I argue, doubt, shift blame, and ultimately, I feel a freezing sensation as I’m put into Cold Sleep for the 45th time. I wake up again, and none of the crewmates remember what we were talking about; my screen lights up with the words “Loop 46,” and we begin again.
This is the loop for Gnosia, the murder-mystery visual novel released by Playism today. It’s a game that focuses on eliminating your ship of the alien race the GNosia, who will kill everyone on the ship until they are the majority of the crew. It’s a logic puzzle begging for you to deduce it until it isn’t.

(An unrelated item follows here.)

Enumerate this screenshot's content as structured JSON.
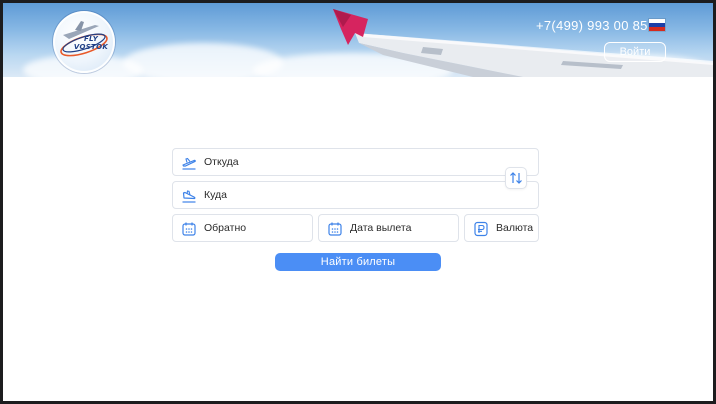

There’s a much larger story at play, one about two characters aware they are stuck in an endless loop, in fact, you’re the only characters aware this is happening. Every other character on the ship doesn’t remember anything; all they want to do is eliminate the Gnosia from the ship, blissfully unaware they’ve been doing this for much longer than they know.
The mechanics of Gnosia are simply at the surface; figure out who the Gnosia is by using a series of clues and intuition. Characters will claim various roles, like the engineer can evaluate one target a night to determine whether they are Gnosia or human. Every day the crew meets to discuss their findings and choose to put one person in Cold Sleep. Using the pieces of the puzzle you try to cast doubt and argue your reasoning while trying to stay alive yourself.

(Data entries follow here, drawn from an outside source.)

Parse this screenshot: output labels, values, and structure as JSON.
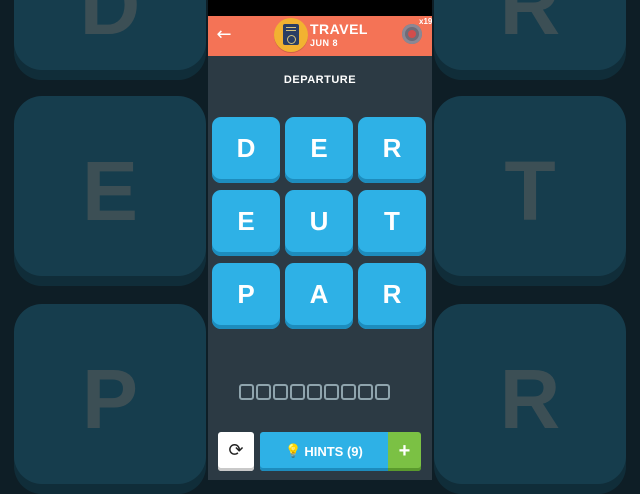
{
  "background_letters": [
    "D",
    "R",
    "E",
    "T",
    "P",
    "R"
  ],
  "header": {
    "back_icon": "←",
    "badge_icon": "passport-icon",
    "title": "TRAVEL",
    "date": "JUN 8",
    "coin_icon": "coin-icon",
    "coin_count": "x19"
  },
  "puzzle": {
    "word": "DEPARTURE",
    "tiles": [
      "D",
      "E",
      "R",
      "E",
      "U",
      "T",
      "P",
      "A",
      "R"
    ],
    "answer_slots": 9
  },
  "footer": {
    "refresh_icon": "⟳",
    "hints_label": "HINTS (9)",
    "bulb_icon": "💡",
    "plus_label": "+"
  },
  "colors": {
    "header": "#f47356",
    "tile": "#2eb1e6",
    "screen_bg": "#2c3a44",
    "plus_button": "#7bc144",
    "badge": "#f2b231"
  }
}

This is where the rigid mechanics of the game can be faulty. Often characters will dismiss your thoughts on an accusation only to accuse the same person immediately, or vice-versa. Of course, you can upgrade skills like charisma or logic to help mitigate these instances, but it’s hard to play a game of logic with NPCs at times.
Eventually, you’ll have more control over how many NPCs are present, which roles can be allowed, and even your own role. This is where Gnosia really shines and allows you to experiment with all sorts of crazy settings.
For a game that focuses sharply on bite-sized rounds (each one lasting around ten minutes) the customization options help each round feel fresh, even if you end up in Cold Sleep three times in a row.
The game pushes you to experiment and try new combinations. It’s encouraged by providing more of the big picture story by having unique combinations of characters and roles. While I haven’t finished the game, I’ve seen some really wild story moments that make Gnosia a must-play.
Over the course of these loops, you’ll learn more about the individual crewmates, and you’ll discover their likes, dislikes, fears, desires, and much more. It’s a cast of eclectic and exciting characters that all bring something different to the experience.
One of the most challenging moments in Gnosia is having to fight your own inherent bias when choosing who to kill. You’ll learn to love some characters but hate others. However, none of that matters when voting. You are constantly reminded that each loop is separate, friends from previous loops don’t remember those friendships forged, and neither should you. One moment you’re in love, the next they are a snake oil dealer.
Anyone can be a Gnosia, and ultimately you’re forced to make tough decisions. It’s nothing personal, but it feels like it is. When removing someone from existence, it feels cold, calculated, but that’s the reality of the situation, and Gnosia does an incredible job and making you feel the weight.
I’m sure I’ll have more to say on Gnosia, but these are my (somewhat) early impressions of the game. The game is currently available on the Nintendo Switch.